Hurricane Matthew pounded the Bahamas on Thursday on its way to the United States, after leaving behind a humanitarian crisis in Haiti.
At least 269 people have been killed so far in Haiti, the Dominican Republic and St. Vincent and the Grenadines, officials said, with the death toll expected to rise.
Haiti, still recovering from the catastrophic 2010 earthquake which killed hundreds of thousands, was hit hardest with more than 264 people reported dead as of Thursday evening, local time.
As the death toll rises and crucial infrastructure crumbles, thousands have been displaced.
Mourad Wahba, the UN secretary-general’s deputy special representative for Haiti, described Matthew as the “largest humanitarian event” since the earthquake.
Four people died in the Dominican Republic, the country’s government said. Authorities there did not provide details about how they died.
In St. Vincent and the Grenadines, a teenage boy died in a landslide as he was cleaning a drain behind his house, the National Emergency Management Office said. He died Wednesday after storms from Matthew passed.
Haiti: ‘A total disaster’
Hurricane Matthew made landfall in Haiti on Tuesday but its devastating impact is only now coming to light.
At least 1,580 homes have been flooded in the country, and about 3,215 families have been affected by the severe storm, the country’s Civil Protection Agency said.

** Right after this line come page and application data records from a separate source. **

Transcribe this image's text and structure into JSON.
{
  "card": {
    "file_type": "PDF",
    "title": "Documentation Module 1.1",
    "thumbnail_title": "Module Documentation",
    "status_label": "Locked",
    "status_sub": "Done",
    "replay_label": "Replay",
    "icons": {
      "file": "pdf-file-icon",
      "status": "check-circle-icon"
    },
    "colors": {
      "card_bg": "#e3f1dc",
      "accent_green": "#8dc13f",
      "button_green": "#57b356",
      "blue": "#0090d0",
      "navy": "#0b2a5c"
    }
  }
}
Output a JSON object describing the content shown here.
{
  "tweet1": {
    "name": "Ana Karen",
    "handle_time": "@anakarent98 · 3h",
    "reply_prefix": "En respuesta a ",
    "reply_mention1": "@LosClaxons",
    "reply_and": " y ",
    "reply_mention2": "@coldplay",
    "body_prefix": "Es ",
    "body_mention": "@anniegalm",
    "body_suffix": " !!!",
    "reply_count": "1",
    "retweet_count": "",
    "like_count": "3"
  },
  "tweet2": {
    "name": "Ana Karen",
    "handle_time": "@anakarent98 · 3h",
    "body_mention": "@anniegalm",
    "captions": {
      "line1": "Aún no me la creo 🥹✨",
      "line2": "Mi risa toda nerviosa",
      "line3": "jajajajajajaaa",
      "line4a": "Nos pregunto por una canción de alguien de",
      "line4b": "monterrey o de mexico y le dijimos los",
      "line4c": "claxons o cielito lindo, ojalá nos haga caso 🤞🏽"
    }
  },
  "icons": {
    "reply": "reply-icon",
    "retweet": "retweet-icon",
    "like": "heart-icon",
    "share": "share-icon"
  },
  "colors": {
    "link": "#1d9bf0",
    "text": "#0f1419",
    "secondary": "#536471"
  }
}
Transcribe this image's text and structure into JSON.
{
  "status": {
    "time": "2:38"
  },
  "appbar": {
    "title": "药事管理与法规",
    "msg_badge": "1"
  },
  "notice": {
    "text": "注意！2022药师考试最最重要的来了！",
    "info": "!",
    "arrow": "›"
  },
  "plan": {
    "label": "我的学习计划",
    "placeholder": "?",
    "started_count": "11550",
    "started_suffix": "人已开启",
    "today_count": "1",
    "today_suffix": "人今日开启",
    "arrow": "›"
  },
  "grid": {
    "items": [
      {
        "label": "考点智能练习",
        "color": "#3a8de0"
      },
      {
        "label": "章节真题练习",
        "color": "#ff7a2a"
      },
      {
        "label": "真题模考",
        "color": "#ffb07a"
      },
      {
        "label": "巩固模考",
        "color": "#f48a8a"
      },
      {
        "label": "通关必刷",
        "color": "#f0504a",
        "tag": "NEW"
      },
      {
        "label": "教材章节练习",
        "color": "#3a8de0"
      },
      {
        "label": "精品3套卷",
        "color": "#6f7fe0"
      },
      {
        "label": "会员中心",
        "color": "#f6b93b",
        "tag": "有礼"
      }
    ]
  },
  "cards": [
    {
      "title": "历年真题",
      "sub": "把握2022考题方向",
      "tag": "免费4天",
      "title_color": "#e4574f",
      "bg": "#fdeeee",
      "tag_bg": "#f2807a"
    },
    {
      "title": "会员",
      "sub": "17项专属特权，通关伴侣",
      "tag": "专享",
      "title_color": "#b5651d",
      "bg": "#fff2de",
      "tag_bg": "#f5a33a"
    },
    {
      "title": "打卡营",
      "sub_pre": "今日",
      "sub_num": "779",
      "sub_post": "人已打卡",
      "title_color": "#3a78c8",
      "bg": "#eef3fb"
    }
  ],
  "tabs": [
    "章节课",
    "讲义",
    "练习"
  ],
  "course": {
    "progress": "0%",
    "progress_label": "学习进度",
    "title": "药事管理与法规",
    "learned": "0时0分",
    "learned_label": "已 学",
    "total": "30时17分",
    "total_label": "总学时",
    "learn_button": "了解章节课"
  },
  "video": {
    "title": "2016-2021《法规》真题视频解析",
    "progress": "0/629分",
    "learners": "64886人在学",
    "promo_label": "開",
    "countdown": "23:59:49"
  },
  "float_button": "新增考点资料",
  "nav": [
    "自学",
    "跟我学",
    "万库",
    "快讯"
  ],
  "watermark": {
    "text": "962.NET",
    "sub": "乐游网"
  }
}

More than 300,000 people are in shelters across the country, the United Nations said.
Haitian pastor Louis St. Germain said the storm sheared a wall off his house and tore roofs off many buildings in the area.
“The river has overflowed all around us,” St. Germain said. “It’s terrible … a total disaster.”
Southern Haiti was hit especially hard, where winds of 125 mph (200 kph) destroyed homes, flooded villages and cut off the island from the rest of the country.
National Route 2, which connects Port-au-Prince with Haiti’s southern peninsula, broke apart when the bridge collapsed, the country’s civil protection agency said.
In the wake of the storm, the Electoral Commission postponed the country’s presidential election, which had been scheduled for Sunday. A new date has not been set.
Tim Callaghan, assistance response team leader for the US Agency for International Development in Haiti, told CNN that much of the damage in Haiti’s hardest hit areas — the southwestern cities of Les Cayes and Jeremie — appeared to be structural, and not the result of heavy rainfall.
“The urgent need we’re focusing on right now is food, safe drinking water and … things like plastic sheeting, hygiene kits and so forth,” he said.
“We’re in the most critical phase to support people.”
Dominique Fevry-Gilliand, a spokeswoman for Oxfam Canada, said up to 80% of homes in the most affected areas were destroyed. There was also extensive damage to crops along swaths of southern Haiti.
“Most likely, in the next couple of weeks and months, one of the things they will have to deal with in that region is hunger,” she said.
Bahamas: Damage still unknown
The powerful hurricane passed over the Bahamas capital, Nassau, on Thursday afternoon, with casualties and damage mostly unknown.
“One of the main roadways in front of Sandals (resort) has been blocked off by debris and fallen trees,” Nassau resident Denzil Sirra told CNN, adding his house had not been damaged.
“A lot of debris and fallen trees and damaged shrubs. No electricity right now. Still have running water.”
Officials said the hurricane caused flooding in southern and eastern coastal communities and structural damage to a number of resorts in Nassau.
CNN meteorologists said storm surges in the Bahamas reached as high as 15 feet, along with intense rains and damaging winds.
Cuba: Dozens of houses washed away
More than 30 houses were washed away by Hurricane Matthew in Cuba’s northeastern seaside town of Baracoa, the site where Christopher Columbus first landed in the Americas, a resident in the town said.
No fatalities were reported, as the seafront area of the town had been evacuated ahead of Matthew’s arrival.
Elsewhere in the region, hundreds of people lost the roofs on their houses due to the storm, Cuban state media reported.
US braces for impact
Officials in the United States have taken steps to prepare for the storm’s arrival. Governors in four Southern states have declared states of emergency.
“I cannot emphasize enough that everyone in our state must prepare now for a direct hit,” Florida Gov. Rick Scott said. “Having a plan in place could mean the difference between life and death.”